George Howarth: The hon. Gentleman is making a fluent and powerful case. Does he agree that if there is a review of the process, two things need to happen? First, in clear, medically proven cases of mental illness, the medical evidence should be accepted without face-to-face examination. Secondly, the assessors and decision makers should be appropriately trained in mental health.
George Howarth: I also congratulate my hon. Friend the Member for Birmingham, Yardley (Jess Phillips) on giving us the opportunity to debate this important issue and on the way she presented the argument. I must also mention my debt of gratitude to Angela Cholet, the chief executive of Ross House in Knowsley, who has provided me with some important briefing for the debate. In Knowsley, Ross House received...
George Howarth: Will the hon. Lady remind the House which party criticised the last Labour Government for having too onerous a regulatory regime in the banking system?
George Howarth: Does not CETA-plus-plus-plus amount to a similar—but not the same—set of arrangements to those in the single market and the customs union? Would not the Government have to accept a similar set of arrangements on free movement of labour?
George Howarth: The new A-level provision from next September in Knowsley is very welcome, but will the Secretary of State commit to working with the local authority and the commission established under the leadership of Christine Gilbert to ensure that more young people in Knowsley are able to take advantage not only of academic A-levels but of vocational qualifications?
George Howarth: It is a pleasure to serve under your chairmanship, Mr Paisley, and to follow my hon. Friend the Member for City of Chester (Christian Matheson), who made a very powerful case. I will be brief, because there are one or two straightforward arguments that need to be put. Before I get into those arguments, it is important to emphasise the point that my hon. Friend made: a commitment was given to...
George Howarth: My hon. Friend is typically making a powerful and eloquent case, which I agree with.

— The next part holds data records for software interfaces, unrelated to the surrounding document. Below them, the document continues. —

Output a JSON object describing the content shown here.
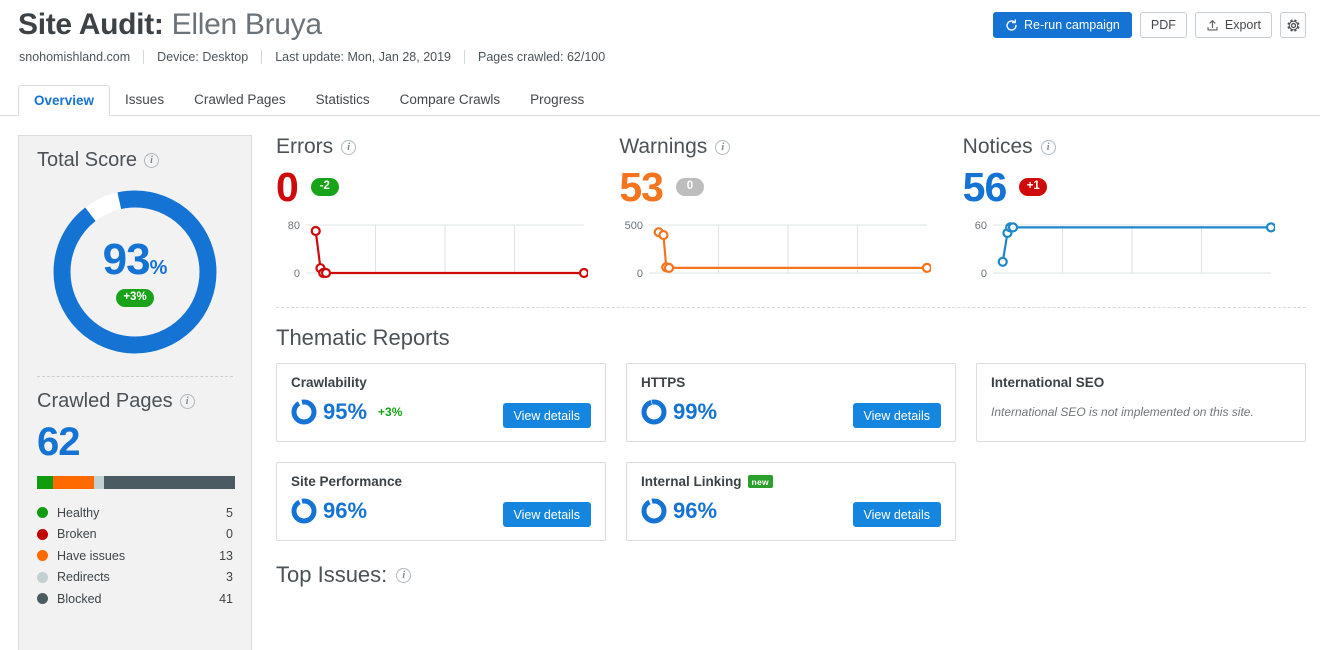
{
  "header": {
    "title_prefix": "Site Audit:",
    "title_name": "Ellen Bruya",
    "meta": [
      {
        "name": "domain",
        "text": "snohomishland.com"
      },
      {
        "name": "device",
        "text": "Device: Desktop"
      },
      {
        "name": "last-update",
        "text": "Last update: Mon, Jan 28, 2019"
      },
      {
        "name": "pages-crawled",
        "text": "Pages crawled: 62/100"
      }
    ],
    "actions": {
      "rerun_label": "Re-run campaign",
      "pdf_label": "PDF",
      "export_label": "Export",
      "settings_icon": "gear-icon",
      "rerun_icon": "refresh-icon",
      "export_icon": "upload-icon",
      "primary_color": "#1573d4"
    }
  },
  "tabs": [
    {
      "label": "Overview",
      "active": true
    },
    {
      "label": "Issues",
      "active": false
    },
    {
      "label": "Crawled Pages",
      "active": false
    },
    {
      "label": "Statistics",
      "active": false
    },
    {
      "label": "Compare Crawls",
      "active": false
    },
    {
      "label": "Progress",
      "active": false
    }
  ],
  "sidebar": {
    "total_score": {
      "title": "Total Score",
      "info_icon": "info-icon",
      "value": "93",
      "unit": "%",
      "delta": "+3%",
      "delta_color": "#18a318",
      "ring_color": "#1573d4",
      "ring_pct": 93
    },
    "crawled_pages": {
      "title": "Crawled Pages",
      "info_icon": "info-icon",
      "value": "62",
      "bar": [
        {
          "label": "Healthy",
          "value": 5,
          "color": "#0f9d0f"
        },
        {
          "label": "Broken",
          "value": 0,
          "color": "#c00000"
        },
        {
          "label": "Have issues",
          "value": 13,
          "color": "#ff6a00"
        },
        {
          "label": "Redirects",
          "value": 3,
          "color": "#c3d0d2"
        },
        {
          "label": "Blocked",
          "value": 41,
          "color": "#4a5b61"
        }
      ],
      "legend": [
        {
          "label": "Healthy",
          "value": "5",
          "color": "#0f9d0f"
        },
        {
          "label": "Broken",
          "value": "0",
          "color": "#c00000"
        },
        {
          "label": "Have issues",
          "value": "13",
          "color": "#ff6a00"
        },
        {
          "label": "Redirects",
          "value": "3",
          "color": "#c3d0d2"
        },
        {
          "label": "Blocked",
          "value": "41",
          "color": "#4a5b61"
        }
      ]
    }
  },
  "summary": [
    {
      "title": "Errors",
      "info_icon": "info-icon",
      "value": "0",
      "value_color": "#cf0a0a",
      "badge": "-2",
      "badge_kind": "green"
    },
    {
      "title": "Warnings",
      "info_icon": "info-icon",
      "value": "53",
      "value_color": "#f5741e",
      "badge": "0",
      "badge_kind": "gray"
    },
    {
      "title": "Notices",
      "info_icon": "info-icon",
      "value": "56",
      "value_color": "#1573d4",
      "badge": "+1",
      "badge_kind": "red"
    }
  ],
  "chart_data": [
    {
      "type": "line",
      "title": "Errors",
      "color": "#cf0a0a",
      "ylabel": "",
      "xlabel": "",
      "ylim": [
        0,
        80
      ],
      "ytick_labels": [
        "80",
        "0"
      ],
      "grid": true,
      "x": [
        0,
        1,
        2,
        3,
        4
      ],
      "values": [
        70,
        8,
        0,
        0,
        0
      ],
      "markers": true
    },
    {
      "type": "line",
      "title": "Warnings",
      "color": "#f5741e",
      "ylabel": "",
      "xlabel": "",
      "ylim": [
        0,
        500
      ],
      "ytick_labels": [
        "500",
        "0"
      ],
      "grid": true,
      "x": [
        0,
        1,
        2,
        3,
        4
      ],
      "values": [
        425,
        395,
        60,
        53,
        53
      ],
      "markers": true
    },
    {
      "type": "line",
      "title": "Notices",
      "color": "#1d87c9",
      "ylabel": "",
      "xlabel": "",
      "ylim": [
        0,
        60
      ],
      "ytick_labels": [
        "60",
        "0"
      ],
      "grid": true,
      "x": [
        0,
        1,
        2,
        3,
        4
      ],
      "values": [
        14,
        50,
        57,
        57,
        57
      ],
      "markers": true
    }
  ],
  "thematic": {
    "section_title": "Thematic Reports",
    "view_details_label": "View details",
    "cards": [
      {
        "title": "Crawlability",
        "pct": "95%",
        "pct_value": 95,
        "delta": "+3%",
        "has_button": true,
        "badge": "",
        "note": ""
      },
      {
        "title": "HTTPS",
        "pct": "99%",
        "pct_value": 99,
        "delta": "",
        "has_button": true,
        "badge": "",
        "note": ""
      },
      {
        "title": "International SEO",
        "pct": "",
        "pct_value": 0,
        "delta": "",
        "has_button": false,
        "badge": "",
        "note": "International SEO is not implemented on this site."
      },
      {
        "title": "Site Performance",
        "pct": "96%",
        "pct_value": 96,
        "delta": "",
        "has_button": true,
        "badge": "",
        "note": ""
      },
      {
        "title": "Internal Linking",
        "pct": "96%",
        "pct_value": 96,
        "delta": "",
        "has_button": true,
        "badge": "new",
        "note": ""
      }
    ]
  },
  "top_issues": {
    "title": "Top Issues:",
    "info_icon": "info-icon"
  }
}
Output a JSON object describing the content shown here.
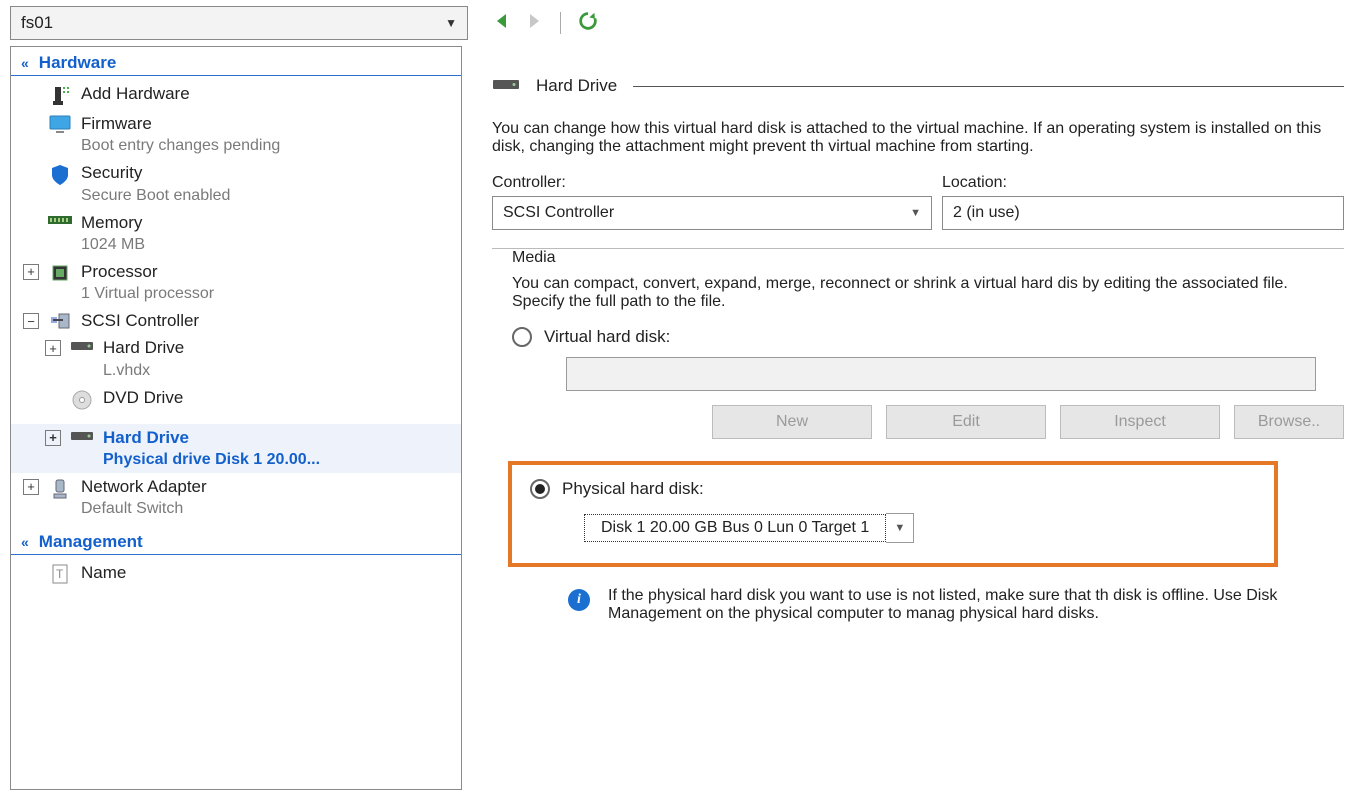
{
  "vm_dropdown": {
    "value": "fs01"
  },
  "sidebar": {
    "hardware_header": "Hardware",
    "management_header": "Management",
    "items": {
      "add_hardware": {
        "label": "Add Hardware"
      },
      "firmware": {
        "label": "Firmware",
        "sub": "Boot entry changes pending"
      },
      "security": {
        "label": "Security",
        "sub": "Secure Boot enabled"
      },
      "memory": {
        "label": "Memory",
        "sub": "1024 MB"
      },
      "processor": {
        "label": "Processor",
        "sub": "1 Virtual processor"
      },
      "scsi": {
        "label": "SCSI Controller"
      },
      "hard_drive_1": {
        "label": "Hard Drive",
        "sub": "L.vhdx"
      },
      "dvd": {
        "label": "DVD Drive"
      },
      "hard_drive_2": {
        "label": "Hard Drive",
        "sub": "Physical drive Disk 1 20.00..."
      },
      "network": {
        "label": "Network Adapter",
        "sub": "Default Switch"
      },
      "name": {
        "label": "Name"
      }
    }
  },
  "detail": {
    "title": "Hard Drive",
    "intro": "You can change how this virtual hard disk is attached to the virtual machine. If an operating system is installed on this disk, changing the attachment might prevent th virtual machine from starting.",
    "controller_label": "Controller:",
    "controller_value": "SCSI Controller",
    "location_label": "Location:",
    "location_value": "2 (in use)",
    "media_legend": "Media",
    "media_desc": "You can compact, convert, expand, merge, reconnect or shrink a virtual hard dis by editing the associated file. Specify the full path to the file.",
    "radio_vhd": "Virtual hard disk:",
    "radio_phys": "Physical hard disk:",
    "phys_value": "Disk 1 20.00 GB Bus 0 Lun 0 Target 1",
    "buttons": {
      "new": "New",
      "edit": "Edit",
      "inspect": "Inspect",
      "browse": "Browse.."
    },
    "info_text": "If the physical hard disk you want to use is not listed, make sure that th disk is offline. Use Disk Management on the physical computer to manag physical hard disks."
  }
}
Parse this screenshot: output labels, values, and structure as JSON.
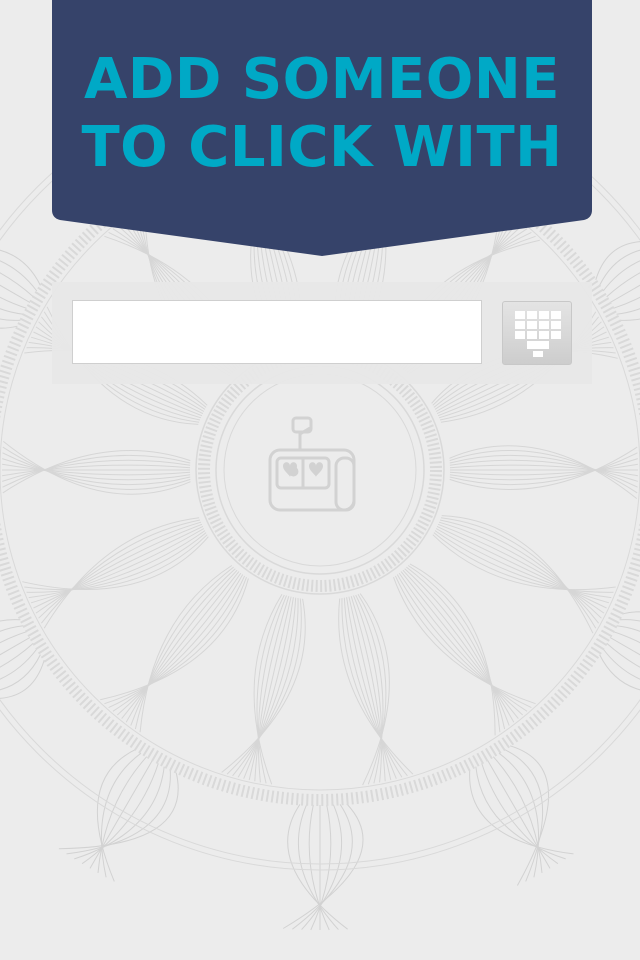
{
  "header": {
    "title_line1": "ADD SOMEONE",
    "title_line2": "TO CLICK WITH",
    "background_color": "#36436a",
    "title_color": "#00a9c6"
  },
  "search": {
    "input_value": "",
    "input_placeholder": "",
    "keypad_icon": "keypad-icon"
  },
  "background": {
    "emblem_icon": "slot-machine-hearts-icon",
    "pattern": "guilloche-rosette"
  }
}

Does she agree that another excuse the Government frequently use is that it is not down to them, but down to pay review bodies? The difficulty with pay review bodies, which are generally a good thing, is that they are not required to close the gap that already exists, but to consider relativities as they...
George Howarth: My hon. Friend makes the point that nobody wants this to happen. He will have seen the letter from the city region of 16 November, which is signed by its six council leaders. It calls for “both parties in the dispute…to agree to engage in a process of independent conciliation, starting with no pre-conditions, with the intent of seeking to find a negotiated settlement”. Does...
George Howarth: Before I call the next speaker, I remind him that I will call the first Front-Bench spokesman at 10.30 am.
George Howarth: Order. It is not acceptable for Members to shout across the Chamber. Carry on, Mr Graham.
George Howarth: Order. the hon. Member for Angus (Kirstene Hair) has indicated that, for the time being at least, she is not going to give way, so the hon. Member for Edinburgh North and Leith (Deidre Brock) should not just keep interrupting on the basis that she hopes she will.
George Howarth: Six people have indicated that they want to speak and we have roughly 30 minutes left. If you do the maths, we ought to get everybody in without imposing a time limit, but if necessary I will impose one. I call Kirstene Hair.
George Howarth: Order. Before the hon. Gentleman continues, I realise that this subject is generating quite a bit of passion on both sides, but there is too much chuntering and calling out. If we listen in an orderly manner, I am sure everybody will get the opportunity to have their say.
George Howarth: Order. The hon. Gentleman is a spokesman for his party. I realise he is very exercised about what Mr Lamont is saying in his speech, but he really should not be making comments from a sedentary position.
George Howarth: What steps she is taking to reduce dangerous journeys for unaccompanied child refugees with family in the UK.
George Howarth: I welcome the Minister’s response, but the generosity and decency of the British people is such that they want the Government to do more. The £50 million raised by the BBC’s Children in Need charity last week is testament to that generosity of spirit. Will the Minister match the welcome rhetoric with deeds that will break the logjam of children waiting to be reunited with...
George Howarth: Order. The hon. Gentleman is making a fascinating analogy that he picked up from his colleague, but I hope he will not take it too far. We do not yet consider the House of Lords to be in outer space.
George Howarth: Order. Three hon. Members are seeking to catch my eye. I will begin calling the three Front Benchers at 10.30 am, so in order to get everybody in, which I hope to, Members need to be careful about the time they take.
George Howarth: I believe the right hon. Gentleman was about to conclude his speech.
George Howarth: It is, I think, a pleasure to follow the right hon. Member for Wokingham (John Redwood), who invited the House to come together and sort these problems out. The problem with his invitation, however, was exposed by the rest of his speech, in which he argued that if we do come together, it has to be on his terms. There is no scope for those of us who believe that there is a different way of...